KOREA AND JAPANESE ARTS AND TRADITIONS
Korea is a country that is rich in culture and arts. The ancient pieces of art can today be obtained from the local museums in the country. Some art images in Korea include: vase, box, portable shrine, seated maitreya, Standing Buddha of Medicine. Each of these pieces of art had unique interpretations. Portable shrines mainly signified a holy ground and were used for purposes of worship.
Japan on the other hand had pieces of art that included: ancient pottery, ink paintings on materials like silk and paper, a myriad, a sculpture in wood and bronze. These works of art began long time ago in the year 10 millennium BC, to the present age.
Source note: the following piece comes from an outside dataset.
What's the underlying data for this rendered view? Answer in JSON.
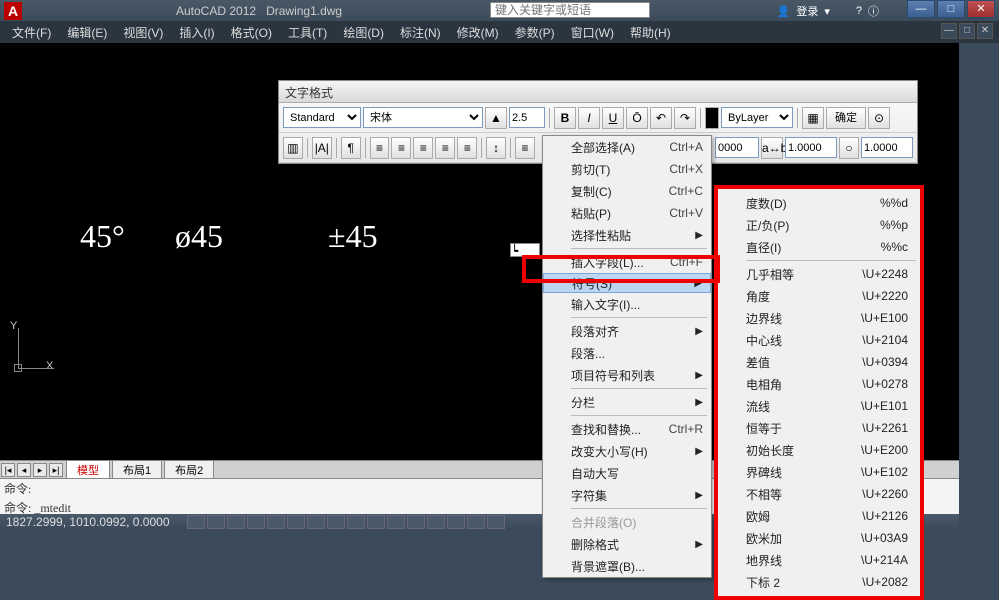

The Kamakura Period in Japan was characterized by military ruler ship of the empire. The sculpture called emakimono was made during this period. This was a painting which illustrates the portraits of officials, warriors, poets and priests. The emakimono is made with great care since its image is so detailed and realistic. The Kamakura sculptures have great impact on the current traditions of Japan. They were made in a sculpture school called Jocho which was led by principals like Kokei, Kaikei and Unkei. Most of their works were done between 12 and 14th century.
Kamakura sculptures were later used to compose poems and stories which were written in scrolls. The narratives were rich in culture and have remained as a cultural resource to date. Examples of literature composed from the paintings include the tale of Heiji Insurrection and the tale of Ise. All of them show the cultural settings of the ancient people.
Tomasi, M. (1999). The Japan foundation. NY: Oxford